Because women who live in countries with highly restrictive abortion laws often turn to unsafe methods to end unwanted pregnancies, "self sourced medical abortion is a potentially lifesaving option," the authors state. "[S]trengthening services outside the formal healthcare setting could be a vital component of strategies to reduce maternal mortality from unsafe abortion."

Self-sourced medical abortion may also become more visible in Europe and the United States, "given the trajectory of abortion policy" in these regions, the authors hypothesize. "Investigating women's experiences, preferences, outcomes, and unmet needs in various settings is a critical goal for future research."

The current research provides insight into patient practices in countries with high-quality healthcare in which abortion services are legally restricted, Wendy V. Norman, PhD, from the University of British Columbia in Vancouver, Canada, and Bernard M. Dickens, PhD, LLD, from the University of Toronto, Ontario, Canada, write in an accompanying editorial. "What this study adds is an important exploration of whether women in jurisdictions with severe restrictions on abortion but good access to high quality healthcare will self assess and manage potential complications."

Until legislative reform is enacted to provide equitable abortion care for women in Irish jurisdictions, the editorialists write, medical abortion guided by physicians through telemedicine enables women of all social classes "equitable access to a reasonable alternative."
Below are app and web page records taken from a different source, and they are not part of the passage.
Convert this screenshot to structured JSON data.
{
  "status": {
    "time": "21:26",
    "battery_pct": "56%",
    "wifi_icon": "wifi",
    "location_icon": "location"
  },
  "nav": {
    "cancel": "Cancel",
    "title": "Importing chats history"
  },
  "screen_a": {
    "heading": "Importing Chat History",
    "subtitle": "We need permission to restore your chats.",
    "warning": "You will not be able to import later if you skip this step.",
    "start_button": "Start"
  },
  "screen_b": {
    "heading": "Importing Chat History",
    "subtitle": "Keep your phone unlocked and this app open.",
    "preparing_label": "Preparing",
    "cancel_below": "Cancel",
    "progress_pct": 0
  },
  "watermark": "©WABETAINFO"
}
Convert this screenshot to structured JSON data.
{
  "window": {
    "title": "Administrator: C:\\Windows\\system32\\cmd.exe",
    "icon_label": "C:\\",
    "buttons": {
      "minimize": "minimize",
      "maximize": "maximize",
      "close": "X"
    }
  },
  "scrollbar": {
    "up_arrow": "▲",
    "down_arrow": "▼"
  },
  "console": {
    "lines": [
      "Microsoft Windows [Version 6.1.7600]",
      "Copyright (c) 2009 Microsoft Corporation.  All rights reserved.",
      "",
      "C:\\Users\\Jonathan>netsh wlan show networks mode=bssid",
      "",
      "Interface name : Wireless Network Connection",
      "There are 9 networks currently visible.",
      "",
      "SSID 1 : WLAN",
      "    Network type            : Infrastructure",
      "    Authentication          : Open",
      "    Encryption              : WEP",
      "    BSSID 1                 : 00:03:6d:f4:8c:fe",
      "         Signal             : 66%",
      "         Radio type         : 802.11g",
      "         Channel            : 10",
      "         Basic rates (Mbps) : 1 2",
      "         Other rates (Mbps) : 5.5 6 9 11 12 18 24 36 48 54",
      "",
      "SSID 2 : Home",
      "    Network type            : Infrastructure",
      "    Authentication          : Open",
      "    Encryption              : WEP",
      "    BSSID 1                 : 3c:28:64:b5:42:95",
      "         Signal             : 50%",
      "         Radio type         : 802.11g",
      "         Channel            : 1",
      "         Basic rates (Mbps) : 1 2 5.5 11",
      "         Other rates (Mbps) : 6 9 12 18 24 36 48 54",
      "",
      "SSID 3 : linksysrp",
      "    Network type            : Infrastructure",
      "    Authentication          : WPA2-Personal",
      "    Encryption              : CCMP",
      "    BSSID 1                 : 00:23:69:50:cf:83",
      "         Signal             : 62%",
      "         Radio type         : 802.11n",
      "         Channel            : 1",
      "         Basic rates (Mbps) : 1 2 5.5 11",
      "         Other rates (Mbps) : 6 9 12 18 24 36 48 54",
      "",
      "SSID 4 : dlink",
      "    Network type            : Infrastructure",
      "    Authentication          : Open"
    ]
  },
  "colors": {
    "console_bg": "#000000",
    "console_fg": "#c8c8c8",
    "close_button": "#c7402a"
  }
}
This study was funded by a grant from the Society of Family Planning and was supported in part by the Eunice Kennedy Shriver National Institute of Child Health and Human Development of the National Institutes of Health, and in part by grant to the office of population research at Princeton University. The study authors report financial or other relationships with the Society of Family Planning, the National Institutes of Health, and WoW. Dr Norman reports financial or other relationships with the Public Health Agency of Canada and the Canadian Institutes of Health Research, the Michael Smith Foundation for Health Research, the Society of Family Planning, the Society of Family Planning Research Fund, the North American Primary Care Research Group and the College of Family Physicians of Canada.

BMJ. 2017;357:j2011, j2237. Article, Editorial

For more news, join us on Facebook and Twitter

Comments

3090D553-9492-4563-8681-AD288FA52ACE
Comments on Medscape are moderated and should be professional in tone and on topic. You must declare any conflicts of interest related to your comments and responses. Please see our Commenting Guide for further information. We reserve the right to remove posts at our sole discretion.
Post as:

processing....